Look for the word "consent" in the material below, then report each line where it occurs.

──────── The records ────────

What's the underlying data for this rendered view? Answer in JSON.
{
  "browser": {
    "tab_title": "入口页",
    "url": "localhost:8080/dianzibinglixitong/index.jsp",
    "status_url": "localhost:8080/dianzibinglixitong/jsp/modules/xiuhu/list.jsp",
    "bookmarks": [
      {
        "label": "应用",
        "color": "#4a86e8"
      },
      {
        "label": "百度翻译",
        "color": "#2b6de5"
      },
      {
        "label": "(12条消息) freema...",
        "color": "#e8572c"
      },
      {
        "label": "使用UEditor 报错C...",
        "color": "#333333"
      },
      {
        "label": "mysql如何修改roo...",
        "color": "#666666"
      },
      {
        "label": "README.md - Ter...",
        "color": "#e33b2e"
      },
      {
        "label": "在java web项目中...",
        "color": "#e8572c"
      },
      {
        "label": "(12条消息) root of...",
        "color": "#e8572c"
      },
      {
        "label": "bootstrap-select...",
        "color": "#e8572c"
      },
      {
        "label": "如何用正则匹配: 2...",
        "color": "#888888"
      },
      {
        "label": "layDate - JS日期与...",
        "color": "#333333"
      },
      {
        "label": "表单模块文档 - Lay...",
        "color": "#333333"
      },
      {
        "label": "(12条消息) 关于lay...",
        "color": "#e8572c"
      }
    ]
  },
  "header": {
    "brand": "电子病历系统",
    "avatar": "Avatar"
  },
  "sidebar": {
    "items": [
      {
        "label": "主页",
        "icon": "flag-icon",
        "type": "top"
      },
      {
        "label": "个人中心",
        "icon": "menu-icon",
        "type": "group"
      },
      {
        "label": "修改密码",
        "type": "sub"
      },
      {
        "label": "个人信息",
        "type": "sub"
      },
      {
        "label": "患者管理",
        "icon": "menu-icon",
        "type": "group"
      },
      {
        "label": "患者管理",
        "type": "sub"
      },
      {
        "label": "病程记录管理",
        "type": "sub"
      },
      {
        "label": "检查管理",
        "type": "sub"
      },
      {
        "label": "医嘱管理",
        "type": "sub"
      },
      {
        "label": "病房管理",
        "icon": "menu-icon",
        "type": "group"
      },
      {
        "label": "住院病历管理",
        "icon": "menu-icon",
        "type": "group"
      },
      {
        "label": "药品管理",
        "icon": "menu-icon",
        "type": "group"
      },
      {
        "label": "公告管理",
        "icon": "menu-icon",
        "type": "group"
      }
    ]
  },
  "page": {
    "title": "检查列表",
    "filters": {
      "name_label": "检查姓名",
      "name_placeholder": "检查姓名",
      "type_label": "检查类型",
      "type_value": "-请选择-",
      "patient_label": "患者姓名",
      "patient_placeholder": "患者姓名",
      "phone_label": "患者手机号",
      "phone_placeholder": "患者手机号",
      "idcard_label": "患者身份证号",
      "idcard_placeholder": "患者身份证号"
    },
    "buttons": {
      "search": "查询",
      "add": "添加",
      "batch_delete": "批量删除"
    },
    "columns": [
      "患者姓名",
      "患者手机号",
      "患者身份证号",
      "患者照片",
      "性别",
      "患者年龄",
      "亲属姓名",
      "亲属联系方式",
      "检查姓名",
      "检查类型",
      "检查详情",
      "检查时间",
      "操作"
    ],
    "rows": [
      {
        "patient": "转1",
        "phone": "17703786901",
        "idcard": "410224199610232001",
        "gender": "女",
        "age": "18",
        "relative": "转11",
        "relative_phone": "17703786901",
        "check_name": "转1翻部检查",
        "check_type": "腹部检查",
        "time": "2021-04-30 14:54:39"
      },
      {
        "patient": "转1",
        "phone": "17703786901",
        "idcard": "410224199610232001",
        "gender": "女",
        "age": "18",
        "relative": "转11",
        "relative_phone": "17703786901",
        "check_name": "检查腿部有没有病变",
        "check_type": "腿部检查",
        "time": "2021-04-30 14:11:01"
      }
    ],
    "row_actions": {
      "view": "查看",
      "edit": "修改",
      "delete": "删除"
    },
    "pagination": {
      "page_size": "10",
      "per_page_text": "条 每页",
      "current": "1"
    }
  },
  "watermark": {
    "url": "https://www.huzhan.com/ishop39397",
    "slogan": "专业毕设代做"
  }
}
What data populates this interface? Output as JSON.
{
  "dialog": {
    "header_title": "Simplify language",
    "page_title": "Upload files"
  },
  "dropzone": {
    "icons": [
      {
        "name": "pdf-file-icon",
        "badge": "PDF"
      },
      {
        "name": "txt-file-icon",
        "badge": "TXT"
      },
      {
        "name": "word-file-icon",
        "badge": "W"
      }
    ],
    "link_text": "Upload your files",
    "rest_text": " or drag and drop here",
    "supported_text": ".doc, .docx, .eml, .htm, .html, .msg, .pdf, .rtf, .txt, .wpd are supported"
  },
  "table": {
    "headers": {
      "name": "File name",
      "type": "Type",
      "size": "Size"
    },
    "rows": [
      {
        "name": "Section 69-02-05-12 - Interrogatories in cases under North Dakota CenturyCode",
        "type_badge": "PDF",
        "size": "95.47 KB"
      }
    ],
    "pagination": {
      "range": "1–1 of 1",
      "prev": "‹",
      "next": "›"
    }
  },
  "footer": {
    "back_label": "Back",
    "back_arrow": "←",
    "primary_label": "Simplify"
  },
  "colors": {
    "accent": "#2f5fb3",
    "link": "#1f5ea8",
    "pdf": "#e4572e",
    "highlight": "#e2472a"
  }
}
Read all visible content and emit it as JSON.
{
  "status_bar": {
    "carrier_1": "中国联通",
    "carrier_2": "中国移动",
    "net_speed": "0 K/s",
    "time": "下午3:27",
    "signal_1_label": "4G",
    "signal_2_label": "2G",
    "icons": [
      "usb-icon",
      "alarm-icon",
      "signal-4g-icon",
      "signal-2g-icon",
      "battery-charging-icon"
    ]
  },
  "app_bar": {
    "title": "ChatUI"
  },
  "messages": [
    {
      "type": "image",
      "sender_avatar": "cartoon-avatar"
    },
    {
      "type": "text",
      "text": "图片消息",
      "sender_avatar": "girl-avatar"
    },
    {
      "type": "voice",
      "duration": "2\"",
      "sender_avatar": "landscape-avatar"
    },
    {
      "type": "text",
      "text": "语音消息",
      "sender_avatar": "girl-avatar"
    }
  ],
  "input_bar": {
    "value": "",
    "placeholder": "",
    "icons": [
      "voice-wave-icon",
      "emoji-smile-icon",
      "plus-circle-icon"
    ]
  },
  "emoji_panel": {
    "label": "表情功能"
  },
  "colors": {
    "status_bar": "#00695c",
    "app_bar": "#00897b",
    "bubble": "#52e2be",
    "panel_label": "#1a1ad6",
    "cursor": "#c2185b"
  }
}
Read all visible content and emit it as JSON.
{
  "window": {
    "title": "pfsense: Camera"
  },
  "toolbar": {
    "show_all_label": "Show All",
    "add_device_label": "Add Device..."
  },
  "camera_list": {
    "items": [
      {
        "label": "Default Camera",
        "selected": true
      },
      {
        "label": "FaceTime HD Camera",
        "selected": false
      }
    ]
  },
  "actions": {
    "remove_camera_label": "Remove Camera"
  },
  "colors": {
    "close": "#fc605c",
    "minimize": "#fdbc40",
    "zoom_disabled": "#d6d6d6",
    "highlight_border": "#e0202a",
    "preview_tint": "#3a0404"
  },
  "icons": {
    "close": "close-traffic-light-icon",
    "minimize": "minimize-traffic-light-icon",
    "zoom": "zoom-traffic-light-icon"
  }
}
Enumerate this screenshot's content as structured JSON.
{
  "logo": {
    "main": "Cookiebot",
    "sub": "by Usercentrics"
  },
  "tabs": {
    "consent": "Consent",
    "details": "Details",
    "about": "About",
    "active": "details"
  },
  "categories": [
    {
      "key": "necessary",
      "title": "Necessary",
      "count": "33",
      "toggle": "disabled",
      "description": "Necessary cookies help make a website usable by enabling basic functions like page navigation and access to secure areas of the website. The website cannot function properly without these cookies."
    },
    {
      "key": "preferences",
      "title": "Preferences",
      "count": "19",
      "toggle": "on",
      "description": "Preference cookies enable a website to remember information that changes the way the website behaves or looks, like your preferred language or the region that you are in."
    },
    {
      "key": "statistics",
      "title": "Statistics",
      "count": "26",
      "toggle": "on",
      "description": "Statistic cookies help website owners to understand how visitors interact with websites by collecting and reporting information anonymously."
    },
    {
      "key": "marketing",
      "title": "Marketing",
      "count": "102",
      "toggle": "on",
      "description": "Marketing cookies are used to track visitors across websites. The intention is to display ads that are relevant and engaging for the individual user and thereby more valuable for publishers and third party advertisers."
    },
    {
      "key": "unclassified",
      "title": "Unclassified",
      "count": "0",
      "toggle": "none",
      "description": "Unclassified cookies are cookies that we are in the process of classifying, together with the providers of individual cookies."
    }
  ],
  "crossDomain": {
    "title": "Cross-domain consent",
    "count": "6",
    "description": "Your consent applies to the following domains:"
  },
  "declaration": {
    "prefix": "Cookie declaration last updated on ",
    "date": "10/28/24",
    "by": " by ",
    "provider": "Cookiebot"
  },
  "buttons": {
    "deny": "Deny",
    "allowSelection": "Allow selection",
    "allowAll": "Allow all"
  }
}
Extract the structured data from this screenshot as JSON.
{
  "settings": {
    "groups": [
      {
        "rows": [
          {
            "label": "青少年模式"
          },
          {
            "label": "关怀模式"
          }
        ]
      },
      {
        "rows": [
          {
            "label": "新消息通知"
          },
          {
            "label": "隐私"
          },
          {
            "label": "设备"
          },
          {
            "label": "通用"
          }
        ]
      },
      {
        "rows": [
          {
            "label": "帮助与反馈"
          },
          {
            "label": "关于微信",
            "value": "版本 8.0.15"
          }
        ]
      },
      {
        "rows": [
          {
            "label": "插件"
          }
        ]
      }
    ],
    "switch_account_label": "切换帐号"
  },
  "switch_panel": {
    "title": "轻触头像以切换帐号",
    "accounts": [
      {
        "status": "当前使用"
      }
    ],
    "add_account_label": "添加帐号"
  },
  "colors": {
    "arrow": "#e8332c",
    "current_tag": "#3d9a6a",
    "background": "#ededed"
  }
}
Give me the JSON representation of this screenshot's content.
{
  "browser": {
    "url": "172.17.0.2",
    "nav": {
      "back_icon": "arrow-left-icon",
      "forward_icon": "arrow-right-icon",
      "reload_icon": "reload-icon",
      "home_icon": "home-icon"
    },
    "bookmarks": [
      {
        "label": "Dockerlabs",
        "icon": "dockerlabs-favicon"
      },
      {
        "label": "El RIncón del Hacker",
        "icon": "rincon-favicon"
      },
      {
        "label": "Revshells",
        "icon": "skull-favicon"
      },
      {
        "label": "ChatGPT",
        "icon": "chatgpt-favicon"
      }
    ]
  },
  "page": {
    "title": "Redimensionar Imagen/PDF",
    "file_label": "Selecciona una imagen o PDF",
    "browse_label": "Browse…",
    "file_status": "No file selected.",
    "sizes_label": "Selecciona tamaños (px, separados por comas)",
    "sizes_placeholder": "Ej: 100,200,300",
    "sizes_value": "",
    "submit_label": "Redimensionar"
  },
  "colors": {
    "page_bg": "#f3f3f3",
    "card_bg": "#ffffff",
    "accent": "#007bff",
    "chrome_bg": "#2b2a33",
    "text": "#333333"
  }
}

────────

● Solution to the exercise:
    "consent": "Consent",
    "title": "Cross-domain consent",
    "description": "Your consent applies to the following domains:"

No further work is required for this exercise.